Dataset rows for apps and sites
________________________________________
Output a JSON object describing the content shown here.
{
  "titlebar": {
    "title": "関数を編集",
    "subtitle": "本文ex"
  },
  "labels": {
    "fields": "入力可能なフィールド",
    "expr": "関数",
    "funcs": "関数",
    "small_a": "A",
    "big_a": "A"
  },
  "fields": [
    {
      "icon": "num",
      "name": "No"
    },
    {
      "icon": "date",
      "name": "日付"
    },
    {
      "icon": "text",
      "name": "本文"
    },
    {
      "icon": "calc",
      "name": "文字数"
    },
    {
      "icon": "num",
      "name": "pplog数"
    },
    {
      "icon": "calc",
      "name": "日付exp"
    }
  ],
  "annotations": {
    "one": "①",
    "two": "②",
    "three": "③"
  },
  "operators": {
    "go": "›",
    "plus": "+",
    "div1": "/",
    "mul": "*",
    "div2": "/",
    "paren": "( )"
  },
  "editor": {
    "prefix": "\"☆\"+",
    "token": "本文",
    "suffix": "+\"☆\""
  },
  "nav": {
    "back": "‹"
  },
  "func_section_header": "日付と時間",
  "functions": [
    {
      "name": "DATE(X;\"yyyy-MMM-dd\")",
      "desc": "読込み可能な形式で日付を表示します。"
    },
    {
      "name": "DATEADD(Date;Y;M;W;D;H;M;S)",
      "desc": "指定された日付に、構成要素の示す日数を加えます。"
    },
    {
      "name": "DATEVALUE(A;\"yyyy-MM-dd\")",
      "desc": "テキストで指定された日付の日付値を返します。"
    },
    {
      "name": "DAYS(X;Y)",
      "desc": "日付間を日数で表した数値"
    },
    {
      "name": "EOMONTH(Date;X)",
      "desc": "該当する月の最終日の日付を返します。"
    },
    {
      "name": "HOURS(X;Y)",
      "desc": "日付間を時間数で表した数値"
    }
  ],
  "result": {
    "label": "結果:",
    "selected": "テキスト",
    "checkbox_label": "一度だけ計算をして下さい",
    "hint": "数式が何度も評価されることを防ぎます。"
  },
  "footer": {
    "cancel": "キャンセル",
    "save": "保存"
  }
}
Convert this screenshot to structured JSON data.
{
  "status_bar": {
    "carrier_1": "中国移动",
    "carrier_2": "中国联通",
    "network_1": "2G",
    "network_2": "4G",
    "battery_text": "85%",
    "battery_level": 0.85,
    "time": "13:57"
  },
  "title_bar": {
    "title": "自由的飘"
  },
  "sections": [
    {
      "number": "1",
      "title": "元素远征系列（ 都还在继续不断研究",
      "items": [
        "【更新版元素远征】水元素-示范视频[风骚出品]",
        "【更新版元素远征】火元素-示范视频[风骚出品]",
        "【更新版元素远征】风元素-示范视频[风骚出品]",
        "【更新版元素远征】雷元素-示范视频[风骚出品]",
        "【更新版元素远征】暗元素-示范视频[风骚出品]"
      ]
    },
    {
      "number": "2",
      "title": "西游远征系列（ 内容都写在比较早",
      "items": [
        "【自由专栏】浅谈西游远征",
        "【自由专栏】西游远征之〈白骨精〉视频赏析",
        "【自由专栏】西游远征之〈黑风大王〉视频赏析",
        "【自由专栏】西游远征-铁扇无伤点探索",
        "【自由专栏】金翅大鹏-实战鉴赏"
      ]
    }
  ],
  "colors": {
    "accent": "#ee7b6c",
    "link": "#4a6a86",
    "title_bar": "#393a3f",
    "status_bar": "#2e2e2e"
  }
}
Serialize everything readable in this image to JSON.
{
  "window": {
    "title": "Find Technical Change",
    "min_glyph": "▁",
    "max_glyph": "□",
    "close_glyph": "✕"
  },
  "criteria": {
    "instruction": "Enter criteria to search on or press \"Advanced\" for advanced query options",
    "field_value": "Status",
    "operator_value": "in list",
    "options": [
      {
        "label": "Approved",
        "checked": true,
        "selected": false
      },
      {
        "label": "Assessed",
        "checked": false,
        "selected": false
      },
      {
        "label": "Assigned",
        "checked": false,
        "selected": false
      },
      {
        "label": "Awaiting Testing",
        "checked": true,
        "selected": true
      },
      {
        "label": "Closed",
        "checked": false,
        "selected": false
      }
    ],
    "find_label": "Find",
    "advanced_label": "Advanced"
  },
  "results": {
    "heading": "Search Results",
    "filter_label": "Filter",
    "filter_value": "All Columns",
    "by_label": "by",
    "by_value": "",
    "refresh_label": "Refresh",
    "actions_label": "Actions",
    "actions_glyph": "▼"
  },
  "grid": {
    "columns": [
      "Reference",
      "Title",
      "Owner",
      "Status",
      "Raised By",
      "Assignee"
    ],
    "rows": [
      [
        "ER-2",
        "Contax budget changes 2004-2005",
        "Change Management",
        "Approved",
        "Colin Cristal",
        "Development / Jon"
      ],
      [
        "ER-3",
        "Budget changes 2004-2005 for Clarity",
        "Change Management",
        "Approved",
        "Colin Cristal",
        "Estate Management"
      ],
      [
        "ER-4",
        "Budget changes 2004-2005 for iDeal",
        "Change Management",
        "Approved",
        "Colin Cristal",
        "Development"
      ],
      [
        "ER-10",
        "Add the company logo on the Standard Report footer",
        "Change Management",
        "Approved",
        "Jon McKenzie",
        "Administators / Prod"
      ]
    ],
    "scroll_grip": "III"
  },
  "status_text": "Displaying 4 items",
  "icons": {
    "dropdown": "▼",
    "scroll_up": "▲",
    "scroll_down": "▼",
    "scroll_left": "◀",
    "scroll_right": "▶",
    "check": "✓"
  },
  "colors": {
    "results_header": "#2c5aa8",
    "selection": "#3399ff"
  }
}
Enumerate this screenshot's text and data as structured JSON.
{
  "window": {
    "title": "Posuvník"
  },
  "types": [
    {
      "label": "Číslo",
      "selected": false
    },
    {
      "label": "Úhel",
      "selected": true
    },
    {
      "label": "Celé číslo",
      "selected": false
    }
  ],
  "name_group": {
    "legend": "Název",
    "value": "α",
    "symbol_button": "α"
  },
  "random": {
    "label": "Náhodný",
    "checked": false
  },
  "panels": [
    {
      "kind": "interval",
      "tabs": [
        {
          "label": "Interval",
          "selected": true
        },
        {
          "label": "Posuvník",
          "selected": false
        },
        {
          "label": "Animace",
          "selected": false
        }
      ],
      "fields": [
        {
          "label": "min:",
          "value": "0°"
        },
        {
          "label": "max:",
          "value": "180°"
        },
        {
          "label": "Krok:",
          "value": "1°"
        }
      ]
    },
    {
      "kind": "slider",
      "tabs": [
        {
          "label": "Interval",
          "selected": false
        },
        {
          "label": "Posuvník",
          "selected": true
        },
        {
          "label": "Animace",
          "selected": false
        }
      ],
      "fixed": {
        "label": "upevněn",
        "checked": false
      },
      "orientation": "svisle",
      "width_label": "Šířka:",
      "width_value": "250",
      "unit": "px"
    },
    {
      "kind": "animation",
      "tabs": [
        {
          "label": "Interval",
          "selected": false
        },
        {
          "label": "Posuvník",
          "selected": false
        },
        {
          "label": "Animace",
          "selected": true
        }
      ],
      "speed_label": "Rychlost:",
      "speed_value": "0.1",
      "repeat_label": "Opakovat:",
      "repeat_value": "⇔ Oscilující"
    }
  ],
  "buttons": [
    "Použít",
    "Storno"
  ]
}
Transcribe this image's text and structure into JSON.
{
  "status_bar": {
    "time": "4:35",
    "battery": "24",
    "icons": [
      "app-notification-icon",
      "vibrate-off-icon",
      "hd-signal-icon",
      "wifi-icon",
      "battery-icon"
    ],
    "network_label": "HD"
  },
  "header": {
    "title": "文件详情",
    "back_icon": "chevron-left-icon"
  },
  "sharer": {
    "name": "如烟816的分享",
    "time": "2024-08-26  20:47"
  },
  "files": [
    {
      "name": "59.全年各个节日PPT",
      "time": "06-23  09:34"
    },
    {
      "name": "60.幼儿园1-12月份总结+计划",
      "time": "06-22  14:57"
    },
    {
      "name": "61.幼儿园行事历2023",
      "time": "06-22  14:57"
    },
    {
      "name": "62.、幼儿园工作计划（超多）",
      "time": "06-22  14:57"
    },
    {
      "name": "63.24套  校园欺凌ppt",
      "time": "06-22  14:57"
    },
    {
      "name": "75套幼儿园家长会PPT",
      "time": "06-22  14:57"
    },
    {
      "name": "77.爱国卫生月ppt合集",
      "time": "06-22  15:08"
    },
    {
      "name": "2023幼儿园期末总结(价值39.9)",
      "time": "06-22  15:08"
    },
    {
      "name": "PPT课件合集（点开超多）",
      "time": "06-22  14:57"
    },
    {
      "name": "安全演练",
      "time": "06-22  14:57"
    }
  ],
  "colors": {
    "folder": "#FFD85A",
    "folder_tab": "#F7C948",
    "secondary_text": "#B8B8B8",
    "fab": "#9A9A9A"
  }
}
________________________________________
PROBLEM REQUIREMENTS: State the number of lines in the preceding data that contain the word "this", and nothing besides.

ANSWER SECTION: 4